New device uses acoustic waves to levitate reacting chemicals

Scientists have designed a device that can levitate materials using sound. Daniele Foresti and colleagues at ETH Zurich in Switzerland used their acoustic levitator to create this explosive mid-air reaction between a tiny water droplet and a grain of sodium. The levitator works by sending powerful ultrasound waves between an emitting surface and a reflector, which bounces them back. Where the emitted and reflected waves meet, they interfere and create stable areas that can trap small pieces of material. The positions of the waves can then be altered to move the hovering material around.

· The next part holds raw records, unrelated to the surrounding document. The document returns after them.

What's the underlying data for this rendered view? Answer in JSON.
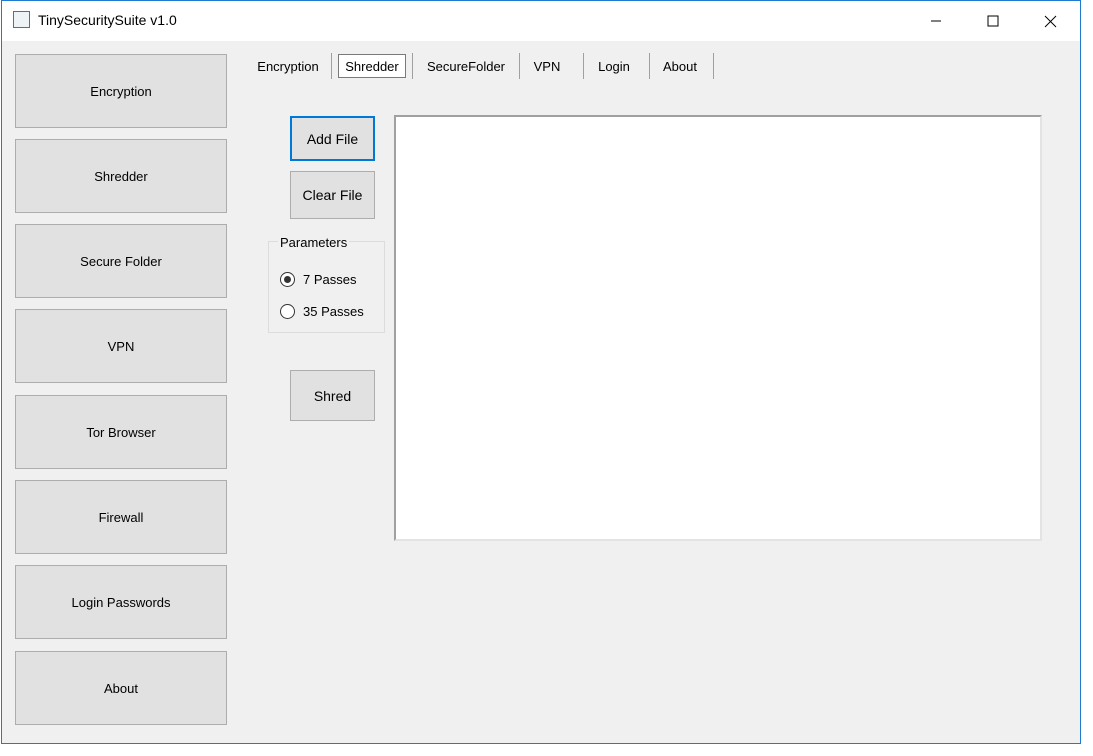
{
  "window": {
    "title": "TinySecuritySuite v1.0",
    "accent": "#0078d7"
  },
  "titlebar_buttons": {
    "minimize_icon": "minimize-icon",
    "maximize_icon": "maximize-icon",
    "close_icon": "close-icon"
  },
  "sidebar": {
    "items": [
      {
        "label": "Encryption"
      },
      {
        "label": "Shredder"
      },
      {
        "label": "Secure Folder"
      },
      {
        "label": "VPN"
      },
      {
        "label": "Tor Browser"
      },
      {
        "label": "Firewall"
      },
      {
        "label": "Login Passwords"
      },
      {
        "label": "About"
      }
    ]
  },
  "tabs": [
    {
      "label": "Encryption",
      "selected": false
    },
    {
      "label": "Shredder",
      "selected": true
    },
    {
      "label": "SecureFolder",
      "selected": false
    },
    {
      "label": "VPN",
      "selected": false
    },
    {
      "label": "Login",
      "selected": false
    },
    {
      "label": "About",
      "selected": false
    }
  ],
  "shredder": {
    "add_file_label": "Add File",
    "clear_file_label": "Clear File",
    "parameters_title": "Parameters",
    "options": [
      {
        "label": "7 Passes",
        "checked": true
      },
      {
        "label": "35 Passes",
        "checked": false
      }
    ],
    "shred_label": "Shred"
  }
}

The team were able to watch chemical reactions in mid-air, mix water droplets with instant coffee granules and even levitate a toothpick. They say the levitator could have important applications in research. As the technique is completely contactless, it could be useful for processes such as DNA transfection that are vulnerable to contamination.